The good folks at Hubspot have teamed up with Moz to design this graphic to visually elucidate why SEO is such a maddening task.

The bottom line on SEO? Forget the tricks and schemes. Forget the junk directories, link farms, and content mills. Cover the basics. Provide quality content. Provide a good user experience.

infographic google algorithm changes keyword seo


Facebook Graph Search and B2B Companies

This article on optimizing your Facebook content in order to take advantage of Facebook’s new Graph Search makes a lot of sense, but I doubt that it is applicable for most companies that don’t cater to consumers. While I may be interested in what restaurants my friends like in Durham, or what books my friends are reading, I don’t get any social-network-mediated results for, say, printer affiliate programs, or SEO consultants. What I do get are results from Bing, the Microsoft search engine. A distant second to Google in terms of search traffic, optimizing for Bing could become more critical if people begin using Facebook for searching rather than hopping over to Google.


Keyword research just got easier

Google has announced Google Instant, a new technique that will save you seconds—seconds—of valuable time.

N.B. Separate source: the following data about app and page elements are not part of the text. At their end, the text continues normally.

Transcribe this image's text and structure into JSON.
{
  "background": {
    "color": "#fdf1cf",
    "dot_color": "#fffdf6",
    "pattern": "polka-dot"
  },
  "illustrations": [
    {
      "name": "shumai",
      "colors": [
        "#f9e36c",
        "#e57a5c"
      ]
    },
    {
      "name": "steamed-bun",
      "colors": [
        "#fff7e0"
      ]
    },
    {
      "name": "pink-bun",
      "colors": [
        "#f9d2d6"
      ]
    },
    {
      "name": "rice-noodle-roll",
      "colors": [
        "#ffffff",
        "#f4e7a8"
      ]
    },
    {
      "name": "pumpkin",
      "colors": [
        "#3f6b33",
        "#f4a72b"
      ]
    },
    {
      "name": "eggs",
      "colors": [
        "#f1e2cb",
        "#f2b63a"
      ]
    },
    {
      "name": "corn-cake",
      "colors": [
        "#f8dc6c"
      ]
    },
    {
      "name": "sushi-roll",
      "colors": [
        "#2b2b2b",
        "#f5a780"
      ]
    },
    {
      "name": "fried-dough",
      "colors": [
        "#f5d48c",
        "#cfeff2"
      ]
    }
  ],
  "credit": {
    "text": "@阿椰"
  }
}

Which, for those of us that use google umpteen times a day, can add up. I’m excited by the prospect of shaving a minute or two off my workload per day; who wouldn’t be? That’s a whole ‘nuther minute I can spend making snarky comments on my friends’ facebook posts.

But what I think will be most useful in this new tool is how it will make it easier to do keyword research. Although I’m sure I will continue to use other tools—such as Hubspot, Market Samurai and of course Google Webmaster Tools and Google Analytics—for quantifying and comparing, the instant suggestions of other common search terms will be a great quick check. What remains to be seen is how people will use this in the long run, and the effect of that behavior on SEO strategy. Will people take the closest suggestion, and not bother typing the more specific phrase they had in mind? Or will they choose a more specific phrase from the list, rather than the generic phrase they had intended? Or will they ignore the suggestions altogether, and type in whatever they darn well please?

For SEO strategy, the important thing to watch is this: will Google Instant result in more emphasis on long tail keywords, or less?

For all those reclaimed seconds of time, though, I’ll probably waste an hour just playing with Google Instant to see what it suggests. Glad to see that it autofills “red beret design” when you type “red beret”, even before the US Air Force and the Guardian Angels. But now I have to go find out what a red beret has to do with something called Runescape, and listen to the red beret song…

Oh yeah, this will save me lots of time.